Rabbi Schneur Zalman, the author of the Tanya, goes so far as to state that while commandments are the garments of the soul, they are in fact even higher than the soul itself. These garments take the form of thought, speech and action. While most of our daily functioning involves actin, there are laws relating to purity of speech, and even more abstractly, emotion and thought in the obligations to love and fear and know G-d. Yet the focus on this world requires of us that even these commandments manifest physically.

One example of the supremacy of the physical is to be found in the construction of the mishkan, the temporary sanctuary the Jews built in the desert. The people of Israel had just witnessed the Giving of the Torah, the greatest and most open revelation of G-dliness. Yet the immediate consequence was not to meditate on their experience but to build the mishkan, a physical structure. Furthermore, it is that structure which becomes the house of the Shechina, the Divine presence. As G-d says to Moses, “Build me a sanctuary and I will dwell in it.”

One may well ask why this is the case. Why is the physical higher? Why, ultimately, will we witness the resurrection of the dead into physical bodies instead of making the transition to a purely spiritual existence? There is a principle in Torah that whatever descends lower has its roots in a higher source. This is true of all things. A person with an adequate understanding of a concept may be able to explain it to a contemporary but not to a child or someone with limited knowledge. A teacher who can bring a concept unchanged, but in different form, down to the level of a child is one who has a deeper grasp and internalization of what is being taught.
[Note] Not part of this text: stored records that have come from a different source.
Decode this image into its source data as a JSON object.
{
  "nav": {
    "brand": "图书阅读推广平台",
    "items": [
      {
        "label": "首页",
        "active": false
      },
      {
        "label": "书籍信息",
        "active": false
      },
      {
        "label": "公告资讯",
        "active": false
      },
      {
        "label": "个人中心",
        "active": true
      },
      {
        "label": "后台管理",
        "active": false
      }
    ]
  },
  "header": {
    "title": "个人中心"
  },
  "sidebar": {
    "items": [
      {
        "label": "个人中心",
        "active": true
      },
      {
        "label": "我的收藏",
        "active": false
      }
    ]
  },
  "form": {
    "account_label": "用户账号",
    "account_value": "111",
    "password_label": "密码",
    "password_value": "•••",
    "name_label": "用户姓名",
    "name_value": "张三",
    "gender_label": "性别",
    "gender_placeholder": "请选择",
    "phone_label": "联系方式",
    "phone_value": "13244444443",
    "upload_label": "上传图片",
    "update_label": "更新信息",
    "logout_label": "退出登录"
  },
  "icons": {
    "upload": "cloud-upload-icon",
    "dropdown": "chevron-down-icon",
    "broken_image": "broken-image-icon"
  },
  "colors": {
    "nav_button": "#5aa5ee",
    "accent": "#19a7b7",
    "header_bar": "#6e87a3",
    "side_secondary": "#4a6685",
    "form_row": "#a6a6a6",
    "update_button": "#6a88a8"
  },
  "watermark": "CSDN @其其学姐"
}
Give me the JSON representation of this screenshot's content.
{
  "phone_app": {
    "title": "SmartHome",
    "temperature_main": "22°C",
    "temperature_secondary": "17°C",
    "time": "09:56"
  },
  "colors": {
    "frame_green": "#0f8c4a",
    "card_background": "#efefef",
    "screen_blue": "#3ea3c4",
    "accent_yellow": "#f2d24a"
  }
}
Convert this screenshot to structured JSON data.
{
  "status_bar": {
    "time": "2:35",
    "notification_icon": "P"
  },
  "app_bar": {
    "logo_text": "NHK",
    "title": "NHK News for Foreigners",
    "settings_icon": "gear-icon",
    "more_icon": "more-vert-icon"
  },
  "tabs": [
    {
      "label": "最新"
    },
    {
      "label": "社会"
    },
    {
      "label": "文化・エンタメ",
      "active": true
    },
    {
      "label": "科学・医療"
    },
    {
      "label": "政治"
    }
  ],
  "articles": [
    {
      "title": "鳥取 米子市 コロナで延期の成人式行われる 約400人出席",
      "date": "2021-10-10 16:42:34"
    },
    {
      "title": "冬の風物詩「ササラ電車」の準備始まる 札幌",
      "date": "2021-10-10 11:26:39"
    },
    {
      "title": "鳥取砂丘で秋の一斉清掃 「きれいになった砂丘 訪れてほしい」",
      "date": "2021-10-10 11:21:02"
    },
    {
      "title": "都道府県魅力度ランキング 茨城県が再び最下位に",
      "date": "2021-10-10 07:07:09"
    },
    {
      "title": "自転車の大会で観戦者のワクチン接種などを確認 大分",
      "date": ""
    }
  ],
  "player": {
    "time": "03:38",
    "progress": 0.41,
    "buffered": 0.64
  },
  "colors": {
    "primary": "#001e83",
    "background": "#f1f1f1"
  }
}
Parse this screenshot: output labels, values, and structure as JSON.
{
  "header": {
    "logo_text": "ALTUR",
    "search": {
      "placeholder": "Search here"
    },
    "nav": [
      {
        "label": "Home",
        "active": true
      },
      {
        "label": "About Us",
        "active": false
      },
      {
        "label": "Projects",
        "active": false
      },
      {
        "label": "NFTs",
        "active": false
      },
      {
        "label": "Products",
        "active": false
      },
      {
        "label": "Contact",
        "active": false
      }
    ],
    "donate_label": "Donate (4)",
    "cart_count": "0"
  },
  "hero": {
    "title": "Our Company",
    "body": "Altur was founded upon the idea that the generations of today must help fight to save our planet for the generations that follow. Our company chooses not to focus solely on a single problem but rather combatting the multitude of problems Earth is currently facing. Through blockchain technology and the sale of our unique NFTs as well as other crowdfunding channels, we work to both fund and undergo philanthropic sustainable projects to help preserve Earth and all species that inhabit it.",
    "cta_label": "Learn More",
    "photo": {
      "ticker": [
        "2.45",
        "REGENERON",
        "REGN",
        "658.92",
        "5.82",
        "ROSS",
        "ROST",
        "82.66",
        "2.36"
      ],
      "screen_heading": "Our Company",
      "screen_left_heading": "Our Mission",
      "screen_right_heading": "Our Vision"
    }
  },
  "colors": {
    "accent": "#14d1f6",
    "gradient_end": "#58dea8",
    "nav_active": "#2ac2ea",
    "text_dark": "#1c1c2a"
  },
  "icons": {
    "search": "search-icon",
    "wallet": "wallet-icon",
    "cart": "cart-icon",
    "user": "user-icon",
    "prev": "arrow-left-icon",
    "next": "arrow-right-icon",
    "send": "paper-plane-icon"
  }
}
So too in the spiritual realm. Prophets invariably slept or underwent physical convulsions of some sort upon receiving prophecy. All except Moses. For our greatest of leaders and prophets, his apprehension of G-dliness was such that there no longer existed a contradiction between physical and spiritual and thus he received the word of G-d unaffected. His consciousness was higher and could therefore be brought lower. Similarly, with regard to miracles, despite their transcendent nature, they are in some way limited. The Baal Shem Tov employed numerous miraculous powers in his lifetime. His disciple’s disciple, Reb Schneur Zalman, tried to avoid performing miracles. At first glance, it may appear that the latter Rebbe was of a lower stature in that he did not perform miracles. Rather, he had no desire of doing so. A miracle implies breaking the laws of nature, accomplishing a goal only by going beyond the world. To accomplish the same thing but within the limitations of natural laws demands a strength even deeper in origin.

Thus it is in creation. For G-d to animate a spiritual being, an angel, requires a source less elevated than that required to animate a body. In the physical creation, G-d’s presence is no less present but infinitely less visible. To vivify a form where the source of life is entirely concealed requires that the source be definitely higher. Thus the root of the body is higher than that of the soul.

Continued in Part 2: Esther, Purim and a Fresh Take on the Role of Jewish Women